The current BMW M3 is only in its infancy, but that hasn’t stopped people from trying to learn about the next one. The BMW 3 Series won’t be changed until 2018, so the next M3 won’t be out until at least 2019. Yet there is still speculation as to what the next BMW M3 will bring to the table. Automobile has done some research into the upcoming BMW M3 and have learned some interesting details.
Codenamed G20, the upcoming 3 Series will be built on BMW’s newest CLAR architecture. This will allow the, unknown codenamed M3, to be considerably lighter than the one it will be replacing.
The next BMW M3 will also likely use Carbon Core technology, similarly to the new G11 7 Series, which utilizes carbon fiber in the passenger cell to create an extremely lightweight and rigid chassis. Aside from the chassis updates, the new M3 will also have active anti-roll bars and adjustable suspension which can adjust to camber changes on the fly.
This is all universal stuff for the upcoming 3 Series that will make its way to the M3 and improve it. But when it comes to the next BMW M3 powertrain, things get a bit muddy. One report from Automobile claim that the new M3 will have a similar 3.0 liter twin-turbocharged I6, but will utilize water-injection and an electric turbocharger to give it around 500 hp. This isn’t an unlikely solution, as BMW is currently testing water-injection on its first production car with the BMW M4 GTS and Audi is going the way of an electric turbocharger on the upcoming RS4. So this is a good possibility.
There is a second report, however, that has some different info. According to the second report, the G20-based BMW M3 will be a plug-in hybrid. That’s right, get your pitchforks ready, BMW M fans, because it’s possible that the next M3 will have an electric motor and some batteries. This second report comes from Automobile as well. Apparently, Ludwig Willisch, CEO of BMW North America, has claimed that the next M3 will indeed be a hybrid.
The supposed plug-in hybrid BMW M3 would still use a 3.0 liter twin-turbocharged I6 engine to power the rear wheels. However, one or two electric motors would power the front wheels, effectively making the next M3 an all-wheel drive plug-in hybrid. It’s said that this M3 would be able to do 20 miles on electric power alone and have real-time torque vectoring.

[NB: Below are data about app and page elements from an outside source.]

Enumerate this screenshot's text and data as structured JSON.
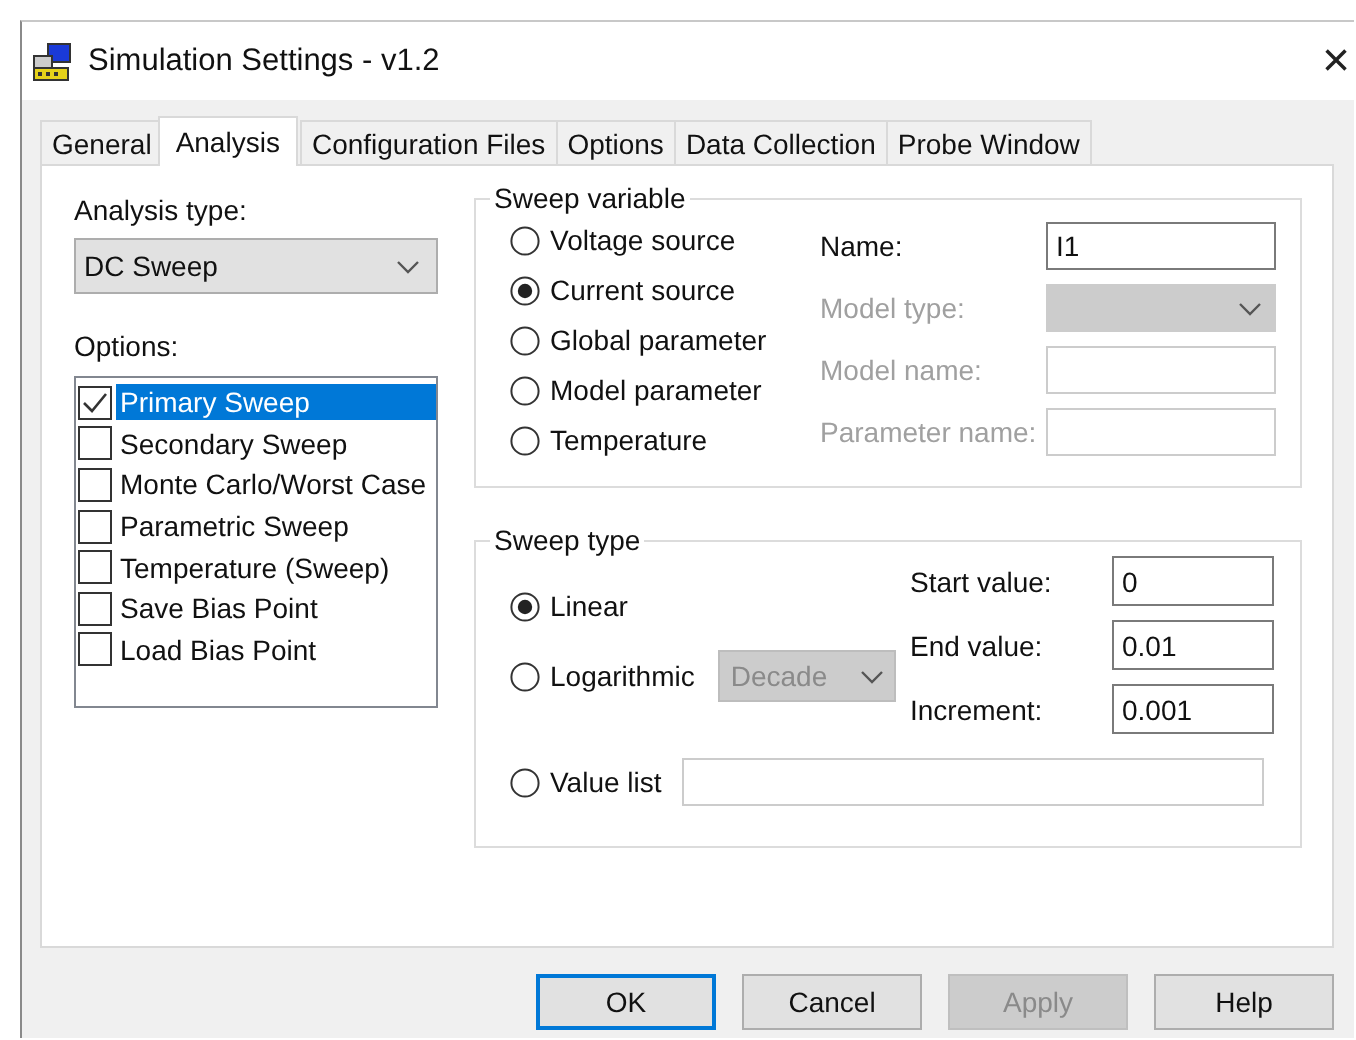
{
  "window": {
    "title": "Simulation Settings - v1.2",
    "close": "×"
  },
  "tabs": [
    {
      "label": "General",
      "selected": false
    },
    {
      "label": "Analysis",
      "selected": true
    },
    {
      "label": "Configuration Files",
      "selected": false
    },
    {
      "label": "Options",
      "selected": false
    },
    {
      "label": "Data Collection",
      "selected": false
    },
    {
      "label": "Probe Window",
      "selected": false
    }
  ],
  "analysis_type": {
    "label": "Analysis type:",
    "value": "DC Sweep"
  },
  "options": {
    "label": "Options:",
    "items": [
      {
        "label": "Primary Sweep",
        "checked": true,
        "selected": true
      },
      {
        "label": "Secondary Sweep",
        "checked": false,
        "selected": false
      },
      {
        "label": "Monte Carlo/Worst Case",
        "checked": false,
        "selected": false
      },
      {
        "label": "Parametric Sweep",
        "checked": false,
        "selected": false
      },
      {
        "label": "Temperature (Sweep)",
        "checked": false,
        "selected": false
      },
      {
        "label": "Save Bias Point",
        "checked": false,
        "selected": false
      },
      {
        "label": "Load Bias Point",
        "checked": false,
        "selected": false
      }
    ]
  },
  "sweep_variable": {
    "title": "Sweep variable",
    "sources": [
      {
        "label": "Voltage source",
        "selected": false
      },
      {
        "label": "Current source",
        "selected": true
      },
      {
        "label": "Global parameter",
        "selected": false
      },
      {
        "label": "Model parameter",
        "selected": false
      },
      {
        "label": "Temperature",
        "selected": false
      }
    ],
    "fields": [
      {
        "kind": "text",
        "label": "Name:",
        "value": "I1",
        "disabled": false
      },
      {
        "kind": "select",
        "label": "Model type:",
        "disabled": true
      },
      {
        "kind": "text",
        "label": "Model name:",
        "disabled": true
      },
      {
        "kind": "text",
        "label": "Parameter name:",
        "disabled": true
      }
    ]
  },
  "sweep_type": {
    "title": "Sweep type",
    "modes": [
      {
        "kind": "plain",
        "label": "Linear",
        "selected": true
      },
      {
        "kind": "dropdown",
        "label": "Logarithmic",
        "selected": false,
        "dropdown": {
          "value": "Decade",
          "disabled": true
        }
      },
      {
        "kind": "field",
        "label": "Value list",
        "selected": false
      }
    ],
    "fields": [
      {
        "label": "Start value:",
        "value": "0"
      },
      {
        "label": "End value:",
        "value": "0.01"
      },
      {
        "label": "Increment:",
        "value": "0.001"
      }
    ]
  },
  "buttons": [
    {
      "label": "OK",
      "default": true,
      "disabled": false
    },
    {
      "label": "Cancel",
      "default": false,
      "disabled": false
    },
    {
      "label": "Apply",
      "default": false,
      "disabled": true
    },
    {
      "label": "Help",
      "default": false,
      "disabled": false
    }
  ]
}
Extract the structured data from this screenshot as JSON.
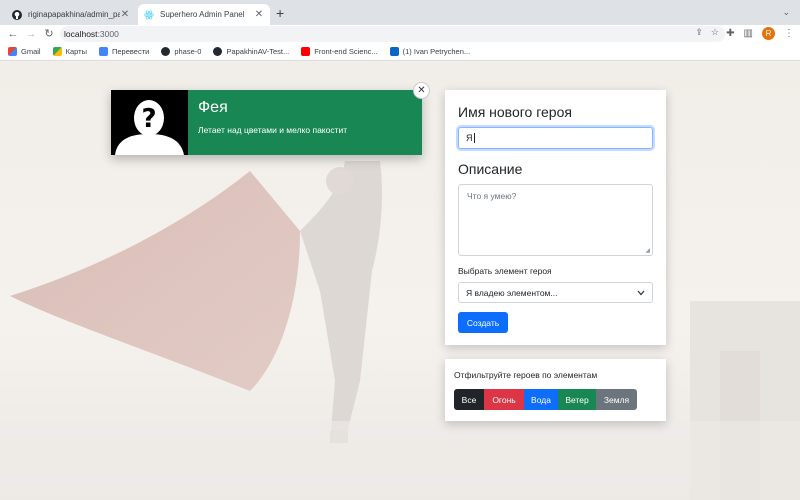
{
  "browser": {
    "tabs": [
      {
        "title": "riginapapakhina/admin_panel",
        "active": false
      },
      {
        "title": "Superhero Admin Panel",
        "active": true
      }
    ],
    "address": {
      "host": "localhost",
      "port": ":3000"
    },
    "profile_initial": "R",
    "bookmarks": [
      {
        "label": "Gmail",
        "icon": "gmail-icon"
      },
      {
        "label": "Карты",
        "icon": "maps-icon"
      },
      {
        "label": "Перевести",
        "icon": "translate-icon"
      },
      {
        "label": "phase-0",
        "icon": "github-icon"
      },
      {
        "label": "PapakhinAV-Test...",
        "icon": "github-icon"
      },
      {
        "label": "Front-end Scienc...",
        "icon": "youtube-icon"
      },
      {
        "label": "(1) Ivan Petrychen...",
        "icon": "linkedin-icon"
      }
    ]
  },
  "hero_card": {
    "name": "Фея",
    "description": "Летает над цветами и мелко пакостит",
    "color": "#198754"
  },
  "form": {
    "name_label": "Имя нового героя",
    "name_value": "Я",
    "description_label": "Описание",
    "description_placeholder": "Что я умею?",
    "element_label": "Выбрать элемент героя",
    "element_selected": "Я владею элементом...",
    "submit_label": "Создать"
  },
  "filter": {
    "title": "Отфильтруйте героев по элементам",
    "buttons": [
      {
        "label": "Все",
        "color": "#212529"
      },
      {
        "label": "Огонь",
        "color": "#dc3545"
      },
      {
        "label": "Вода",
        "color": "#0d6efd"
      },
      {
        "label": "Ветер",
        "color": "#198754"
      },
      {
        "label": "Земля",
        "color": "#6c757d"
      }
    ]
  }
}
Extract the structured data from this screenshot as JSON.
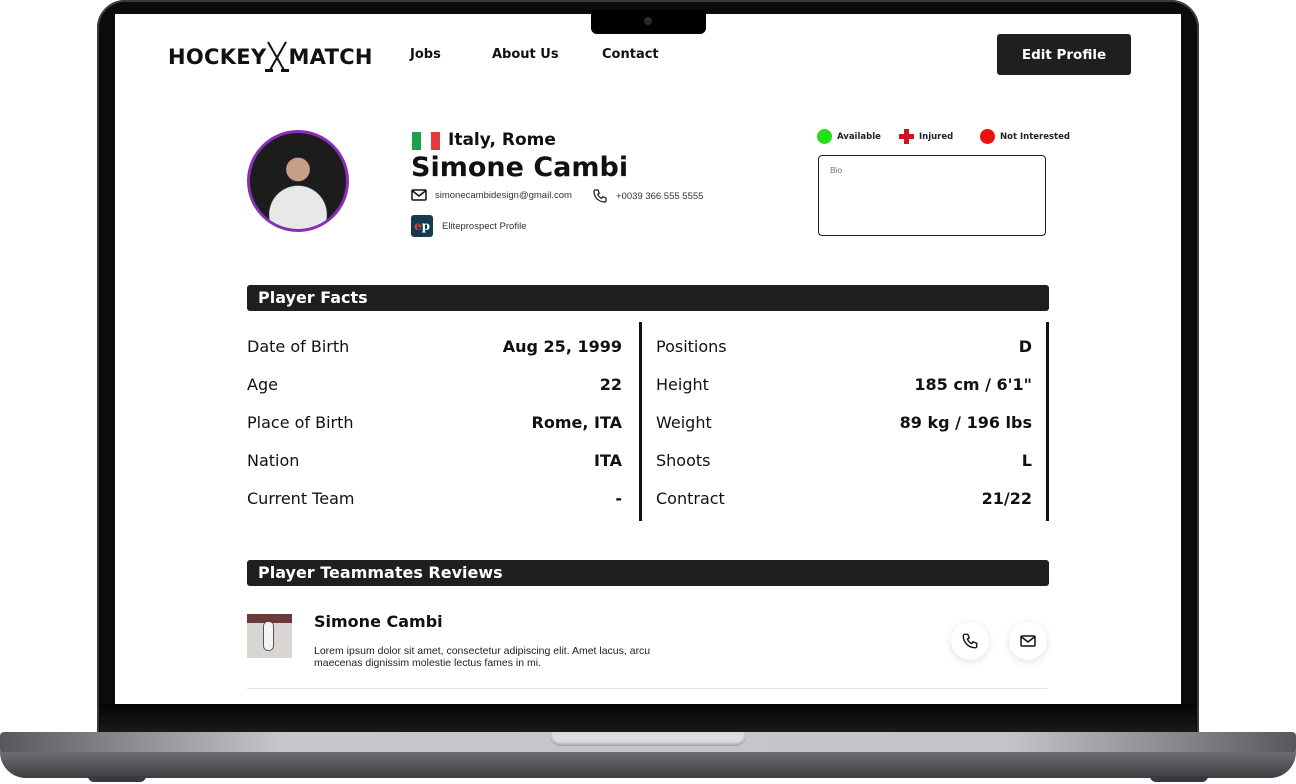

While the latter M3 is less likely, it isn’t outside the realm of possibility considering BMW’s latest penchant for hybrid technology. However, the former option is the more likely one, considering that the tech that would be used has already been talked about by BMW before. A hybrid M3 isn’t an impossibility but it’s an improbability. Obviously, we won’t know for many years, but it’s still fun to speculate. Image a plug-in hybrid BMW M3 will torque-vectoring all-wheel drive? No, I can’t either.